A team of brain scientists from UC Davis School of Medicine and The University of Texas Health Science Center at Houston (UTHealth) has been awarded a six-year grant expected to total $53.6 million from the National Institutes of Health (NIH). The researchers will use the funding to study the role of incidental white matter lesions, or WMLs, in dementia among diverse people with cognitive complaints.
The grant is the largest ever from the NIH to the UC Davis School of Medicine. It also is a new and critical part of the NIH's Vascular Contributions to Cognitive Impairment and Dementia (VCID) research program.
"The magnitude of this NIH grant underscores UC Davis Alzheimer's Disease Research Center's national prominence and research leadership," said UC Davis School of Medicine Dean Allison Brashear, a neurologist nationally known for her groundbreaking research in movement disorders. "This multi-year research award will enable us to make game-changing advancements in our understanding and treatment of dementia."
The principal investigator is Charles DeCarli, professor of neurology, director of the UC Davis Alzheimer's Disease Research Center and the nation's foremost expert on the role of subcortical cerebrovascular disease in cognitive decline.

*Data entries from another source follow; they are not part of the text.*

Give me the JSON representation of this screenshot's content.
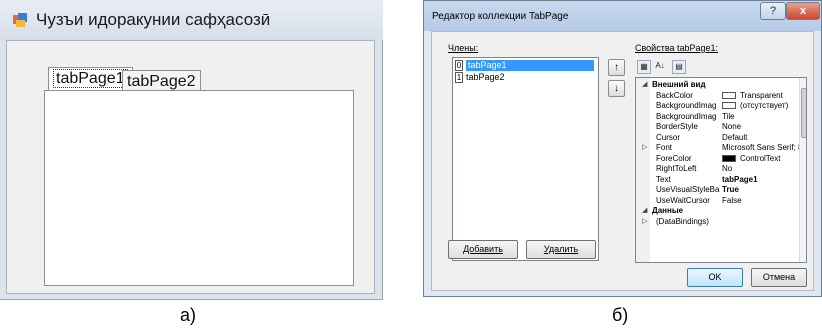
{
  "panelA": {
    "window_title": "Чузъи идоракунии сафҳасозӣ",
    "tabs": [
      "tabPage1",
      "tabPage2"
    ],
    "caption": "а)"
  },
  "panelB": {
    "window_title": "Редактор коллекции TabPage",
    "help_label": "?",
    "close_label": "x",
    "members_label": "Члены:",
    "members": [
      {
        "index": "0",
        "name": "tabPage1",
        "selected": true
      },
      {
        "index": "1",
        "name": "tabPage2",
        "selected": false
      }
    ],
    "move_up_label": "↑",
    "move_down_label": "↓",
    "properties_label": "Свойства tabPage1:",
    "properties": [
      {
        "type": "category",
        "expander": "◢",
        "name": "Внешний вид"
      },
      {
        "name": "BackColor",
        "value": "Transparent",
        "swatch": "#ffffff"
      },
      {
        "name": "BackgroundImag",
        "value": "(отсутствует)",
        "swatch": "#ffffff"
      },
      {
        "name": "BackgroundImag",
        "value": "Tile"
      },
      {
        "name": "BorderStyle",
        "value": "None"
      },
      {
        "name": "Cursor",
        "value": "Default"
      },
      {
        "expander": "▷",
        "name": "Font",
        "value": "Microsoft Sans Serif; 8"
      },
      {
        "name": "ForeColor",
        "value": "ControlText",
        "swatch": "#000000"
      },
      {
        "name": "RightToLeft",
        "value": "No"
      },
      {
        "name": "Text",
        "value": "tabPage1",
        "bold": true
      },
      {
        "name": "UseVisualStyleBa",
        "value": "True",
        "bold": true
      },
      {
        "name": "UseWaitCursor",
        "value": "False"
      },
      {
        "type": "category",
        "expander": "◢",
        "name": "Данные"
      },
      {
        "expander": "▷",
        "name": "(DataBindings)",
        "value": ""
      }
    ],
    "add_button": "Добавить",
    "remove_button": "Удалить",
    "ok_button": "OK",
    "cancel_button": "Отмена",
    "caption": "б)"
  }
}
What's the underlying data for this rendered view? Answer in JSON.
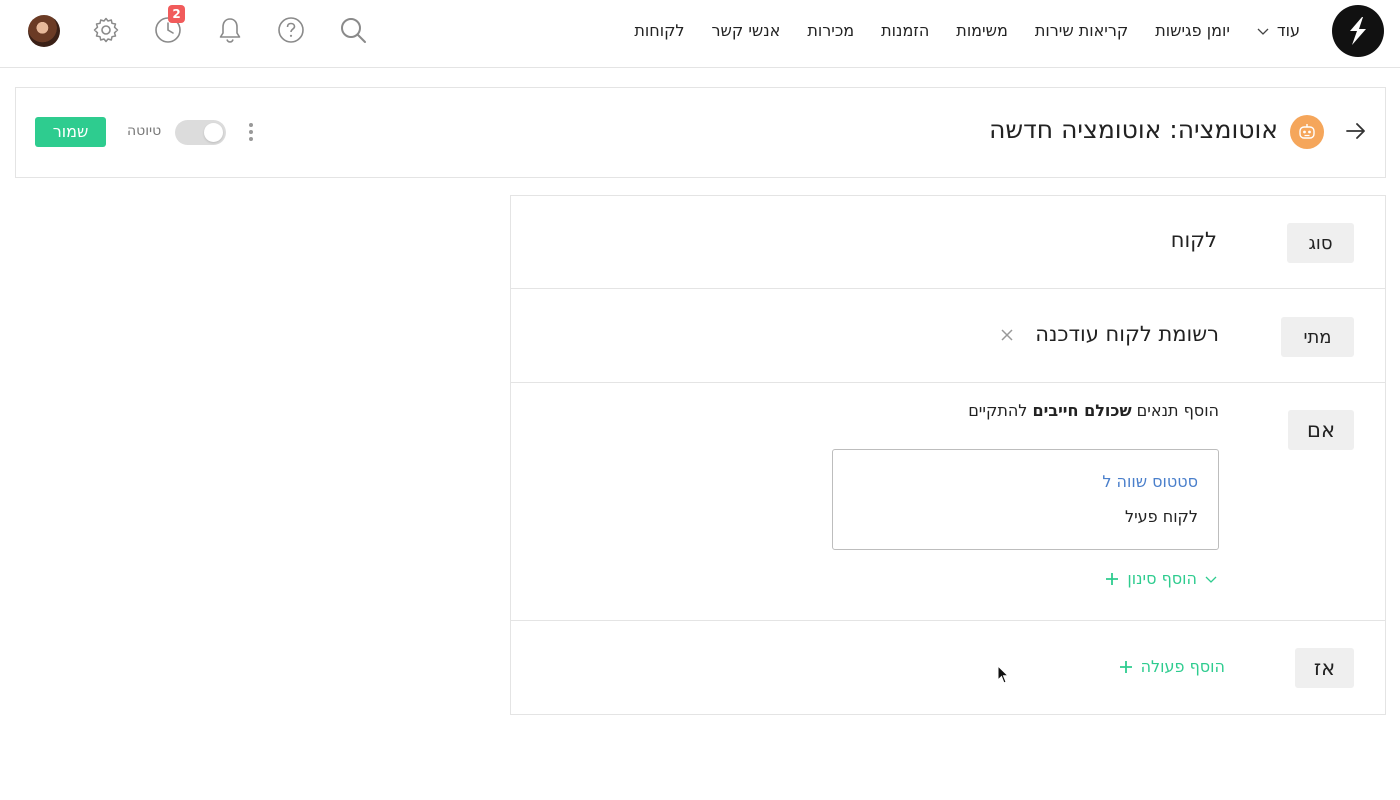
{
  "nav": {
    "items": [
      "לקוחות",
      "אנשי קשר",
      "מכירות",
      "הזמנות",
      "משימות",
      "קריאות שירות",
      "יומן פגישות"
    ],
    "more_label": "עוד",
    "history_badge": "2"
  },
  "header": {
    "title": "אוטומציה: אוטומציה חדשה",
    "draft_label": "טיוטה",
    "save_label": "שמור"
  },
  "rule": {
    "type": {
      "label": "סוג",
      "value": "לקוח"
    },
    "when": {
      "label": "מתי",
      "value": "רשומת לקוח עודכנה"
    },
    "if": {
      "label": "אם",
      "intro_prefix": "הוסף תנאים",
      "intro_bold": "שכולם חייבים",
      "intro_suffix": "להתקיים",
      "condition_field": "סטטוס שווה ל",
      "condition_value": "לקוח פעיל",
      "add_filter_label": "הוסף סינון"
    },
    "then": {
      "label": "אז",
      "add_action_label": "הוסף פעולה"
    }
  },
  "colors": {
    "accent_green": "#2ecc8f",
    "link_blue": "#4a7fcb",
    "badge_red": "#f15b5b",
    "bot_orange": "#f5a65b"
  }
}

In the last few years, DeCarli has been awarded national and state research grants exceeding $33 million.
UC Davis Health is a leader in Alzheimer's research and its neurology research is ranked 18th nationally in neurosciences funding, with $79.6 million in grants in fiscal year 2017. UC Davis Health CEO David Lubarsky also is a member of the California Governor's Alzheimer's Prevention and Preparedness Task Force.
DeCarli's co-principal investigator is Myriam Fornage, professor of genetics at the Brown Foundation Institute of Molecular Medicine for the Prevention of Human Diseases at McGovern Medical School at UTHealth. Fornage is a leading researcher on the molecular genetics of cerebrovascular disease.
WMLs: Common but still a mystery
WMLs occur when tissue deep in the brain becomes injured, often due to changes in small blood vessels. They are common and often found on brain MRIs of people who have concerns about their brain health.
Why or how WMLs are associated with cognitive decline is not known. It isn't known if certain WML characteristics, such as size and location, make them greater risk factors for dementia. It also isn't clear how comorbidities, or additional health conditions such as heart disease or diabetes, together with WMLs increase risk for cognitive decline. Defining these connections is essential to improving outcomes for the 5.7 million people in the U.S. affected by cognitive impairment and dementia.
DeCarli and Fornage's landmark research is expected to answer these questions and lead to standards for assessing, diagnosing and treating individuals with WML-related cognitive problems.
This grant gives us the chance to study WMLs from every angle and definitively understand their roles in age- and disease-related cognitive decline and risk for future dementia. It's the culmination of our three decades of research that has given us great directions, but no final answers yet."
Charles DeCarli, Professor of Neurology, Director of the UC Davis Alzheimer's Disease Research Center
A study unique for its diversity
DeCarli and Fornage will conduct a study of patients with WMLs on their MRIs and concerns about cognitive symptoms, but no dementia diagnosis. It will be the first large study of a diverse population on the long-term effects of these lesions on thinking and dementia risk.
Beginning Sept. 2021, study participants will be recruited at UC Davis Health and at least 10 other locations throughout the U.S. They will be from a variety of backgrounds, so the researchers can identify how WML outcomes differ by race, ethnicity and sex, better representing those at risk for dementia.
"Our ultimate goals are to develop a 'risk profile' that identifies the likelihood of WML-related cognitive impairment and dementia over the course of five to 10 years and to identify clear targets for interventional trials," DeCarli said.
Resources to advance all dementia research
Another exciting part of the grant, according to the researchers, is the chance to fund additional studies aimed at refining diagnostic and predictive tools and methods for dementia. The outcomes will enhance dementia research and clinical care worldwide.
Data and samples from these studies will be shared with the wider research community via the National Alzheimer's Coordinating Center at the University of Washington and the National Centralized Repository for Alzheimer's Disease and Related Dementias at Indiana University. Images will be shared through Laboratory of Neuroimaging at the University of Southern California.
"Our team has been at the forefront of genetic studies of WMLs for two decades," Fornage said. "Through the genetic risk profiles we will develop, we will have an opportunity to apply what we have discovered and improve the precision with which we identify patients with a higher prior probability of cognitive impairment and dementia. At the same time, we will be contributing new resources for dementia research everywhere."
DeCarli and Fornage also participate in the MarkVCID Consortium, supported by the NIH's National Institute of Neurological Disorders and Stroke. The consortium was established in 2016 to identify biological markers of vascular cognitive impairment and dementia.